This guide provides basic information about using and producing open access scholarship for students and faculty.

Why Open Access?

Open access publishing comes with a variety of practical benefits for authors, creators, researchers, and the general public. 

  • Increased Impact – Research shows that OA articles often get more readers and citations than articles in subscription journals.  

  • Increased Funding Opportunities - Many funding agencies require scholarship to be published OA and made freely available to the public. 

  • Increased Accessibility – OA publishing makes information more widely available to diverse audiences, reducing barriers to participating in scholarly dialogue and helping to eliminate inequalities in access to knowledge.  

  • Increased Creativity & Knowledge Production – OA research findings can be disseminated more quickly, allowing for new scholarship to build off of these idea 


Open Access Research

The access principle : the case for open access to research and scholarship by John Willinsky 

Open-access, multimodality, and writing center studies by Elisabeth H. Buck 


The Benefits of Open Access Publishing
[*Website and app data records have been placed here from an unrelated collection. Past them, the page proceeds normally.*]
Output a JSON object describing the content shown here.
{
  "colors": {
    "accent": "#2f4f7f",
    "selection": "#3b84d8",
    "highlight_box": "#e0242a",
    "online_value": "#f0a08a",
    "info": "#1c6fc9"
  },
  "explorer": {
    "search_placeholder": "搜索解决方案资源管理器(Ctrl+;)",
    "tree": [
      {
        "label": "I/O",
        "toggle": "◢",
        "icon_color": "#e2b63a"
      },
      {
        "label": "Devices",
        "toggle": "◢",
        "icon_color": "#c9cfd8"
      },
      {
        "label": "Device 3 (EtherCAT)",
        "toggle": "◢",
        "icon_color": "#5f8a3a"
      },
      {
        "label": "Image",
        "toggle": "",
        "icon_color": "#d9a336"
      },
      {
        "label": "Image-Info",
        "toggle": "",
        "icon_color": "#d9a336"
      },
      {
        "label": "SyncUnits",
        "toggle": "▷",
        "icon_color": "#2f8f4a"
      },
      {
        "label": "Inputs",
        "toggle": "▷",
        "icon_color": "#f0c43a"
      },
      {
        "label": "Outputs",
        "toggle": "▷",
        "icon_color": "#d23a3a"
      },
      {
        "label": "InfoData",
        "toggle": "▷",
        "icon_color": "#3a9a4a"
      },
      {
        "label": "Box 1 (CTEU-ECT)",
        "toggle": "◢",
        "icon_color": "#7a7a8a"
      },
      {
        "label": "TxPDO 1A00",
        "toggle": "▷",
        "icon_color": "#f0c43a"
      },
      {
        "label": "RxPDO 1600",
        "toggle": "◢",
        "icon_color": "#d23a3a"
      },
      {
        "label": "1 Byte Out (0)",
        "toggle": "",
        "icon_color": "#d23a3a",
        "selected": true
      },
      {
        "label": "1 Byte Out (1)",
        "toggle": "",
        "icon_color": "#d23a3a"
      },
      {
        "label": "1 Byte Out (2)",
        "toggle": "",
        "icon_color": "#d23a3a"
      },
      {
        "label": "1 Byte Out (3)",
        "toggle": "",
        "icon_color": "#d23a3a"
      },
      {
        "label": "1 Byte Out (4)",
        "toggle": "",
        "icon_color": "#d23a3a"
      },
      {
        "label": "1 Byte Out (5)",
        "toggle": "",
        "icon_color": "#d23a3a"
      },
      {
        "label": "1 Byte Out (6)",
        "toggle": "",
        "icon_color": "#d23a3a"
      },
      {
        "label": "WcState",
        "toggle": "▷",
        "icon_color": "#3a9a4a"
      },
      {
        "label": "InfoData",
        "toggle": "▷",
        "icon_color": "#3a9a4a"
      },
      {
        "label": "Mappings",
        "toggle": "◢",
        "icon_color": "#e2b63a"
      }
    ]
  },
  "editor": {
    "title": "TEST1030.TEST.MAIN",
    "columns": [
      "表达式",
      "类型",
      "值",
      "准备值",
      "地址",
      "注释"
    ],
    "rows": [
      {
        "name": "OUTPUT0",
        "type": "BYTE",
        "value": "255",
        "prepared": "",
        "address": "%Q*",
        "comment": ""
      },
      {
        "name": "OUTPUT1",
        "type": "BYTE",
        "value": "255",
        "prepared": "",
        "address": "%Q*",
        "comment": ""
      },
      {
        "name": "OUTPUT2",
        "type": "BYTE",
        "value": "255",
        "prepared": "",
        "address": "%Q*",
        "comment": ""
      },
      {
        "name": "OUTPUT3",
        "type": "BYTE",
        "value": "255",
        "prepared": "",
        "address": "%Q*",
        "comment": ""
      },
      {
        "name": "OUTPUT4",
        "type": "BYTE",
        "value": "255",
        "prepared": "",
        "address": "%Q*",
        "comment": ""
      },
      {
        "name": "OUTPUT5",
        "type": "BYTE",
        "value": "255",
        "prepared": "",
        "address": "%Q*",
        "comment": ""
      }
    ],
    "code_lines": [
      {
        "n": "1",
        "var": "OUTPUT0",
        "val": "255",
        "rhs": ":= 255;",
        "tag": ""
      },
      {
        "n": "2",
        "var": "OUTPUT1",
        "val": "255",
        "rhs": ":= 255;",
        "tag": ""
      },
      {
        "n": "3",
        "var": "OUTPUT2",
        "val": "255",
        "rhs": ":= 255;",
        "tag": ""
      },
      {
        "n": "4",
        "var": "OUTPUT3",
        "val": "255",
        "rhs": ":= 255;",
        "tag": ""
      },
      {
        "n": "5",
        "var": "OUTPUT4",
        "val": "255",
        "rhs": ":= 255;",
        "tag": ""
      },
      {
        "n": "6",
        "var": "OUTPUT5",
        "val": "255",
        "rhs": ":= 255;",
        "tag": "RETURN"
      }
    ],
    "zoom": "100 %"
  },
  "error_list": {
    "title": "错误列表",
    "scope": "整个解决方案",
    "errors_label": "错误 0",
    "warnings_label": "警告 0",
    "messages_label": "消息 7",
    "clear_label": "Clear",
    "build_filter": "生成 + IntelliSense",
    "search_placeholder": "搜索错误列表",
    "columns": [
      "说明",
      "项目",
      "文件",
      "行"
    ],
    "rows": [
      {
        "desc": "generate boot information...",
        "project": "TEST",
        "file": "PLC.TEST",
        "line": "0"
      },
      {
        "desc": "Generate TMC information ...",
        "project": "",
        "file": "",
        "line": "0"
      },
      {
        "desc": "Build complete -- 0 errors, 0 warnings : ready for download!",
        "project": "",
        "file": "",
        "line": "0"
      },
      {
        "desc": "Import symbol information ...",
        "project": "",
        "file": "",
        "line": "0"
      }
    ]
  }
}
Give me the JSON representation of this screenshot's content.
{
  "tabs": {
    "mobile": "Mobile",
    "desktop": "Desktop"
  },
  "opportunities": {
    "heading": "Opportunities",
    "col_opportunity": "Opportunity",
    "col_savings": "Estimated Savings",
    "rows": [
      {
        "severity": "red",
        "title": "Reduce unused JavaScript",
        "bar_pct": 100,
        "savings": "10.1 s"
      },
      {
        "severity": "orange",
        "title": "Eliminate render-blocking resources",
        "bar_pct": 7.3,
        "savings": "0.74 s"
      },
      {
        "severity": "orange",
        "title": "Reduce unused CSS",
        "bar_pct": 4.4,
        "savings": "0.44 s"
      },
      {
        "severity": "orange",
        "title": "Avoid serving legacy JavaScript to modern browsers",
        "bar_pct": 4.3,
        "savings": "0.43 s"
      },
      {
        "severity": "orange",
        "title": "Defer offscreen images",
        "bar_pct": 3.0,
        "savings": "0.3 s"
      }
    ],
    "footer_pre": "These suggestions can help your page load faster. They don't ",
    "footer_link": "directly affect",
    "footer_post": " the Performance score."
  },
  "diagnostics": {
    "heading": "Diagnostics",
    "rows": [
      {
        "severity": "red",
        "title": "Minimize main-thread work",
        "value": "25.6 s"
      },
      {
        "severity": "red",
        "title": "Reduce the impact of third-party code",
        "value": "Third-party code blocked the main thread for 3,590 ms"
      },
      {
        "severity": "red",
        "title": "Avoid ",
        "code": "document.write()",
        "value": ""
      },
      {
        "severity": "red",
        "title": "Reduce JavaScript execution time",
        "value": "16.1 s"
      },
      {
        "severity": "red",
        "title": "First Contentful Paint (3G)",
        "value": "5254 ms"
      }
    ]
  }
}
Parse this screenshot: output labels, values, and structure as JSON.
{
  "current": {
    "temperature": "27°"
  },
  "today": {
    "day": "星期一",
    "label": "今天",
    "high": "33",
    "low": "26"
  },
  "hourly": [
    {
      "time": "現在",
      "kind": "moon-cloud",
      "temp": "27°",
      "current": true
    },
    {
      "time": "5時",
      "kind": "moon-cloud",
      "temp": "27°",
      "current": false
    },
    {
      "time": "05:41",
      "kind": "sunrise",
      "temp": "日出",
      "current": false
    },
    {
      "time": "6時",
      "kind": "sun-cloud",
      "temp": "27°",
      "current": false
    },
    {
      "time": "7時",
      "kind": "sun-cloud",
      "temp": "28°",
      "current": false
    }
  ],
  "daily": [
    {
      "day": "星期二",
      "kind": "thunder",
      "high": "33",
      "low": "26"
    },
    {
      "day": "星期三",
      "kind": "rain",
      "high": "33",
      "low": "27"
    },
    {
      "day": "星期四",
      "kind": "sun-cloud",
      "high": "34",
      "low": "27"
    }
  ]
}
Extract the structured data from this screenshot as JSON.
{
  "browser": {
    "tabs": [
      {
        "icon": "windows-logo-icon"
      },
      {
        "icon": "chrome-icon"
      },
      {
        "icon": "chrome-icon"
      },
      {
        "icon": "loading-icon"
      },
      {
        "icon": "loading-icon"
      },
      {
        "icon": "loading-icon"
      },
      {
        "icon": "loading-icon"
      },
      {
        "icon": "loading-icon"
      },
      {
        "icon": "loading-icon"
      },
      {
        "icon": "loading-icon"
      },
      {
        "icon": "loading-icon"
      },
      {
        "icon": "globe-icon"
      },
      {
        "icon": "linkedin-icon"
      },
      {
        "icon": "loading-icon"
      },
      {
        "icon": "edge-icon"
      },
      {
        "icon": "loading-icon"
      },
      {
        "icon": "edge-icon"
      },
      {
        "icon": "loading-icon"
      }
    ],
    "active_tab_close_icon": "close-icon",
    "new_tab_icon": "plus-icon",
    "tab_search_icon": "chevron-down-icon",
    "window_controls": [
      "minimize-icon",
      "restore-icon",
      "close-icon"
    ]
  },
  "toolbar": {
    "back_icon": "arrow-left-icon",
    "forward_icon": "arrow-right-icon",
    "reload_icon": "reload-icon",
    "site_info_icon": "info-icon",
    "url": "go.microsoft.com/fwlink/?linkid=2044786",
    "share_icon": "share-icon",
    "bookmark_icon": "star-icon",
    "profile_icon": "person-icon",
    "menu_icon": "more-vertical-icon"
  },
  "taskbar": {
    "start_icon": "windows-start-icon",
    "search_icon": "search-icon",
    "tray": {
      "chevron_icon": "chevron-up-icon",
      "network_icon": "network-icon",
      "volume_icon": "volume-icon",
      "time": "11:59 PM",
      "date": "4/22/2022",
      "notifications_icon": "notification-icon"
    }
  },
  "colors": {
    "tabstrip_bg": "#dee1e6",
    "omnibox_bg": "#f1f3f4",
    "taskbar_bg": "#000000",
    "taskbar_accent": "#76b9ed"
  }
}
A diagram of the open access logo at the center of the page with arrows pointing toward the edges of the screen showing the benefits of open access including: more exposure for your work, practitioners can apply your findings, higher citation rates, your research can influence policy, the public can access your findings, compliant with grant rules, taxpayers get value for money, and researchers in developing countries can see your work.


Debunking OA Myths

Opposition to open access movements often relies on publishing myths. For more information, check out Boston College Libraries' research guide debunking common open access myths.